Is Your Lyft Uber Reliable and Insured?

Lyft2There are several relatively new ride share businesses in the Chicago area. Lyft and Uber are just two of them. You may have seen the Lyft cars as they are easily identifiable with the pink feather boa (or is it a moustache?) hanging from the front grill.

They work pretty simply. You, the consumer, register, often downloading their app onto your phone. When you want a ride, you type in where, when etc., and the site pairs you with a driver. Which begs the question: exactly who is this driver?

I have been thinking of this for quite awhile. First, a cab driver/owner whom I use frequently, questioned how reliable and well-trained these Uber and Lyft drivers are. She also questioned whether their insurance coverage was on a par with cabs.

Cabs are required to carry $350,000.00 in maximum insurance liability coverage (meaning that for each incident in which people are injured, that is the maximum amount available to pay claims). While this is a great thing, far higher than the Illinois minimum of $25,000.00 per individual/$50,000.00 per incident (and this was just increased to that low level this year), keep in mind that cab insurance carriers routinely fight every claim tooth and nail.

While there is the inherent hassle of fighting cab companies on cases, at least you are assured the cab is well-insured. This led me to ponder, what kind of training and insurance do these places and drivers have and is it as safe and reliable as a taxi cab?

Another recent experience rekindled this idea in my head. My hair stylist hired an Uber so she could attend a Bears game (the Monday night one where it was subzero wind chills). The driver was a guy who apparently spoke little English, had absolutely no clue where anything was (Soldier Field is the big ugly UFO-like thing by the lake), and drove erratically. She was so frightened, she asked if one of the members of her party could drive.

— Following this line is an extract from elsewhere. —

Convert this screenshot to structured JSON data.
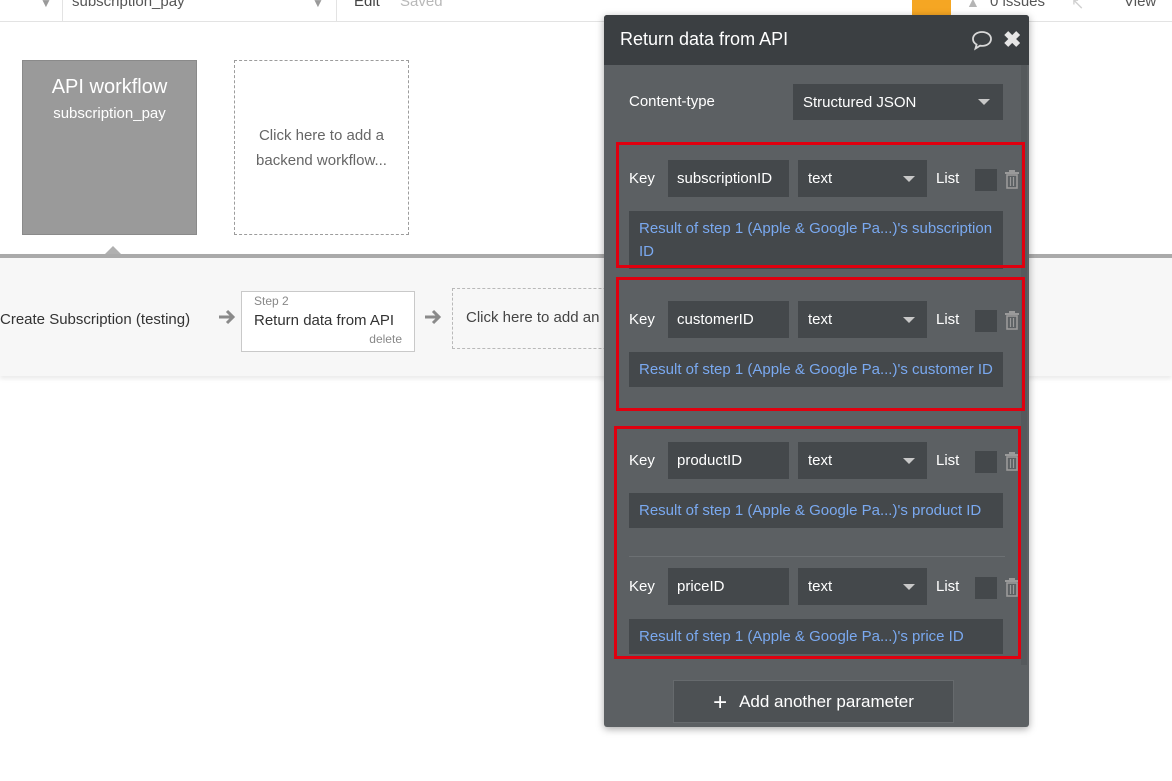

Keep in mind that not only do you not have any control over which driver you are assigned (admittedly, much like a cab), but you have absolutely no control or assurance of the technical and maintenance status of the vehicle. In these arrangements, it is the driver's own personal vehicle being used. Of course, the sites promise you that they perform checks on the drivers and presumably make sure their vehicles are safe, but how much do you really know and how comfortable are you?

Again, cabs are at least a known quantity that is regulated by various governmental entities (for example, the Chicago Department of Consumer Affairs), mandated to have insurance (as stated above), operated by professional drivers who must meet certain criteria.

The ride sharing businesses cannot boast professionally trained drivers, and are in the infancy of their business model, meaning they likely escape much of the regulatory protections to which taxicabs are subjected.

While the Lyft site promises $1 Million liability coverage, the devil is, as always, in the details. Since their website does not specify exactly what is covered, this is hard to evaluate. Uber, meanwhile, requires one to sign in to learn any details about much of anything.

As to the drivers themselves, Lyft claims background checks of drivers. Again, Uber is hard to evaluate, but, if my hairstylist's experience is typical, driver professionalism and training is not quite there yet. The key is that these are just everyday people with cars who want to get paid for driving you around; they are not drivers by profession and they do not necessarily have the same experience as a professional career driver.

Without taking sides, it is clear you, the consumer, should do some research before deciding to utilize and engage a ride-sharing service. We all know eyes wide open, what we get into when we open the door to a cab. There is not the same certainty with the ride shares.

Categories: General